@VikRubenfeld hey Vik! I love my protagonists. How do i know if i did enough for readers to feel the same way?
— R Cox (@Sylent_steel) April 30, 2015
@Sylent_steel That is a giant subject! I'll post with a few thoughts on it. :0
— Vik Rubenfeld (@VikRubenfeld) April 30, 2015
As I tweeted to @Sylent_steel, this is a giant subject. It’s close to being the ball game, in the sense that if your audience is caring about your main character, you’ll have a story that engages the audience. It’s too big a subject to fully cover here… but I can provide a helpful tip.
Here’s what is frequently done: the main character has something sad or even tragic that happens to them soon after the story starts, or some time before the story started.
Luke Skywalker’s foster parents are killed. Superman’s planet gets blown up. Harry Potter is treated like dirt by his adoptive family for years. The best man in The Hangover has lost the groom and isn’t going to be able to get him home in time for the wedding. The girls in Pitch Perfect 2 get booted from the a cappella competitive singing circuit. Ron Burgundy gets fired. Dr. Ryan Stone’s spaceship gets blown apart by space debris.

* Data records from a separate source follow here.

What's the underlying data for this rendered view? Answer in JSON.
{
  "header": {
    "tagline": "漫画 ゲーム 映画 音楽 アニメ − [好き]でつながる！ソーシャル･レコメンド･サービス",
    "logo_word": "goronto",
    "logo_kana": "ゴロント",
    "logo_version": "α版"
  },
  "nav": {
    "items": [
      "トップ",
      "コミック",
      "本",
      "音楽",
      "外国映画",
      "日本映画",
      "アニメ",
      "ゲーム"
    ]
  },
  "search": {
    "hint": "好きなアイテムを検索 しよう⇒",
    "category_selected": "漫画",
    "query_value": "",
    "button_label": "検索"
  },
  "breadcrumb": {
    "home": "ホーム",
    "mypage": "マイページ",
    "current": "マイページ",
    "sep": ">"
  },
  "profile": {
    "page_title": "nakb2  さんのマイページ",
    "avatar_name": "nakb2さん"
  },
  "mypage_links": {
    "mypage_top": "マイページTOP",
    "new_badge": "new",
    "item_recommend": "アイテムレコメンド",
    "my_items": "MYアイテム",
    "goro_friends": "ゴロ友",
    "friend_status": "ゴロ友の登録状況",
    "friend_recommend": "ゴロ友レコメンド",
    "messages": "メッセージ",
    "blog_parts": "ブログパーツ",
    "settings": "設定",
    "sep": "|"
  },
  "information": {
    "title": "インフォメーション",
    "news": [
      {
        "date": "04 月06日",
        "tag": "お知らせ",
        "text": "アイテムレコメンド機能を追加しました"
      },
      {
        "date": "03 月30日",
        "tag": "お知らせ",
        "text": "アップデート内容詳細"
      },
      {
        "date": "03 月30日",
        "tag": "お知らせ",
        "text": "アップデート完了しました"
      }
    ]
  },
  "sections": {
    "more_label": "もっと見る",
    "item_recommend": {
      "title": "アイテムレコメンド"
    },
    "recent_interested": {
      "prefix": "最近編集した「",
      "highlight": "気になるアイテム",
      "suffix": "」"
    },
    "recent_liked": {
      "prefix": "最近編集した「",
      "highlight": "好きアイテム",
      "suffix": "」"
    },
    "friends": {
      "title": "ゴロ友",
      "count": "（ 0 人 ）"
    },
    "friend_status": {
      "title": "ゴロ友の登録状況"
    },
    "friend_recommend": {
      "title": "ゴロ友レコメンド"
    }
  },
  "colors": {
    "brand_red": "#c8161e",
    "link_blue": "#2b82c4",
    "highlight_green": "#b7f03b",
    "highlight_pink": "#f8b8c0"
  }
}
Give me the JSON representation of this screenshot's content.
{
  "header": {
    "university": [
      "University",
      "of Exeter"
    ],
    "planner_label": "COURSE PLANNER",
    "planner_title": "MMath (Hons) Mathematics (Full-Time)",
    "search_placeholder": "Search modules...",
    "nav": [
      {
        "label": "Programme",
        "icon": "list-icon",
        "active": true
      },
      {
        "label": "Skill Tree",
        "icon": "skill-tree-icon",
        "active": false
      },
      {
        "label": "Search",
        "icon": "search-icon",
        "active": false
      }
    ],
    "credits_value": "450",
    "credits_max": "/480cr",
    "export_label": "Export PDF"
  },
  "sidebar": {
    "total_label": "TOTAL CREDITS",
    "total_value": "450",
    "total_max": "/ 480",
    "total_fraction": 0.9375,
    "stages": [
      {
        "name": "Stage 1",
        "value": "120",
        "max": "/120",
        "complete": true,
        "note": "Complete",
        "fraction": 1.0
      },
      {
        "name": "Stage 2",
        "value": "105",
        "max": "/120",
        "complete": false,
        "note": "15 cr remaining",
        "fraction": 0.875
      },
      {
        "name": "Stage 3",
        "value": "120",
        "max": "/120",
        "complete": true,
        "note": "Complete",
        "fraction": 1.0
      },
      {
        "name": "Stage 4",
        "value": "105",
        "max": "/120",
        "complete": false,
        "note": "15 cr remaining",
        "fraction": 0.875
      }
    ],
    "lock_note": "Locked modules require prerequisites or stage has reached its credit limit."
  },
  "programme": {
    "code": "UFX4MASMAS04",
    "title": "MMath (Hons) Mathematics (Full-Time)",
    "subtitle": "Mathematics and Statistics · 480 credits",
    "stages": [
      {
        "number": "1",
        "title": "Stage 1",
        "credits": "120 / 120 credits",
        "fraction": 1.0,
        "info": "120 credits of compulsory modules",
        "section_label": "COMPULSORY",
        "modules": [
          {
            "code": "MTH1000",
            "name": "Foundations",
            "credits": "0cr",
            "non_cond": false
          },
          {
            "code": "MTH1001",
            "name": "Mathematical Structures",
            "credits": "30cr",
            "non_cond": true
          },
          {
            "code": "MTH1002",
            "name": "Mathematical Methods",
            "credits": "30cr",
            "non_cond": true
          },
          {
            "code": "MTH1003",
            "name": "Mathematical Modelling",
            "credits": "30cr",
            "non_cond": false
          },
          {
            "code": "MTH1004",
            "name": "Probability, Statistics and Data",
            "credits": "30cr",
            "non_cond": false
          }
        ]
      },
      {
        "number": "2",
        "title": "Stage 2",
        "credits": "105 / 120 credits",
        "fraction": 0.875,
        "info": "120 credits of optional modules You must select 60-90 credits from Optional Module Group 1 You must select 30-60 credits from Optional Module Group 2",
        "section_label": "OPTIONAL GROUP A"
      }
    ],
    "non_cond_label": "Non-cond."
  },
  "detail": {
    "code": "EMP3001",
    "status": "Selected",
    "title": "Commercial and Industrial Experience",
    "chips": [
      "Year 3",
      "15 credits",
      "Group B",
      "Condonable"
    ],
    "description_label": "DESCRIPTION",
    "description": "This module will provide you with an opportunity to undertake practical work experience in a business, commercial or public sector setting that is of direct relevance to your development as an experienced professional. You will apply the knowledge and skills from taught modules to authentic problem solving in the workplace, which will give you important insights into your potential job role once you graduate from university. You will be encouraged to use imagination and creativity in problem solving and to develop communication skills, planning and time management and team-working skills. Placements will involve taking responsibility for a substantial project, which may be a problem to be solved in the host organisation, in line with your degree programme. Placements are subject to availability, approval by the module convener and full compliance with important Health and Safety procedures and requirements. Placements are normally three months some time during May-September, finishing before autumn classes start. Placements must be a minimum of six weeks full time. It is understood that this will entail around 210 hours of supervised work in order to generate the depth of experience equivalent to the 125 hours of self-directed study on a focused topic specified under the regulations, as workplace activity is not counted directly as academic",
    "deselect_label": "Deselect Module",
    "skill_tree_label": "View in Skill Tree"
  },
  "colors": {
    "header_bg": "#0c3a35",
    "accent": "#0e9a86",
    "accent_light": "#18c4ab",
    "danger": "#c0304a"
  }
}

Bingo: instant compassion! You naturally feel sorry for them. And compassion is caring.
I hope this has been helpful!